A: Woodchucks are generally not dangerous to humans. However, they can cause damage to gardens and crops by feeding on plants.

5. Can woodchucks swim?

A: Yes, woodchucks are capable swimmers and can traverse water bodies when necessary.

6. Do woodchucks really predict the weather?

A: No, the folklore about woodchucks predicting the weather on Groundhog Day is not based on scientific evidence. It is purely a tradition.

7. What do woodchucks eat?

A: Woodchucks are herbivores and primarily feed on grasses, leaves, fruits, and vegetables.

8. How long do woodchucks live?

A: Woodchucks have an average lifespan of 6 to 8 years in the wild.
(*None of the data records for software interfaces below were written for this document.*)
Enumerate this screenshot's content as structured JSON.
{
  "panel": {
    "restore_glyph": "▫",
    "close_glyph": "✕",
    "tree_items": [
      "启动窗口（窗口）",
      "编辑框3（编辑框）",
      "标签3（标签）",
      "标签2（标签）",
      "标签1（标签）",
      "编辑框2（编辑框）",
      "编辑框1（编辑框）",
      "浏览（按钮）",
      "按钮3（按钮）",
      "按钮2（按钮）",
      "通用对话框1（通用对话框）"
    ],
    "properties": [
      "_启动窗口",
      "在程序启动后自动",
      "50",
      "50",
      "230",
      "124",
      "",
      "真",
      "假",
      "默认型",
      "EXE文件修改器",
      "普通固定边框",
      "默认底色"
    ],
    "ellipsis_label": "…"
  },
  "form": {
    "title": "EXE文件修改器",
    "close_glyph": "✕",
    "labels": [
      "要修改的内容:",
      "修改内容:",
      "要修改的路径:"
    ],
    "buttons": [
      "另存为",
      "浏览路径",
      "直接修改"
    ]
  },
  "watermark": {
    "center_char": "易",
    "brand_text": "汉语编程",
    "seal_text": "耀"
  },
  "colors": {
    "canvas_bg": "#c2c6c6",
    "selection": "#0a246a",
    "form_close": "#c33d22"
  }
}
9. Do woodchucks dig burrows?

A: Yes, woodchucks are expert diggers and create extensive burrow systems for shelter and hibernation.

10. Are woodchucks social animals?

A: Woodchucks are mostly solitary animals, but they do have a complex social structure within their burrow systems.

Woodchucks, also known as groundhogs, are fascinating creatures of nature. Their unique behaviors and adaptations make them an intriguing subject for nature enthusiasts. If you enjoyed learning about these marvelous mammals, why not explore more captivating facts about the natural world? Discover the wonders of nature, from the tiniest insects to the tallest trees. Dive into the quirky world of Groundhog Day, the beloved movie that immortalized these furry weather predictors. Expand your knowledge of mammals, Earth's most diverse and widespread animals, and their incredible adaptations.

Was this page helpful?

Our commitment to delivering trustworthy and engaging content is at the heart of what we do. Each fact on our site is contributed by real users like you, bringing a wealth of diverse insights and information. To ensure the highest standards of accuracy and reliability, our dedicated editors meticulously review each submission. This process guarantees that the facts we share are not only fascinating but also credible. Trust in our commitment to quality and authenticity as you explore and learn with us.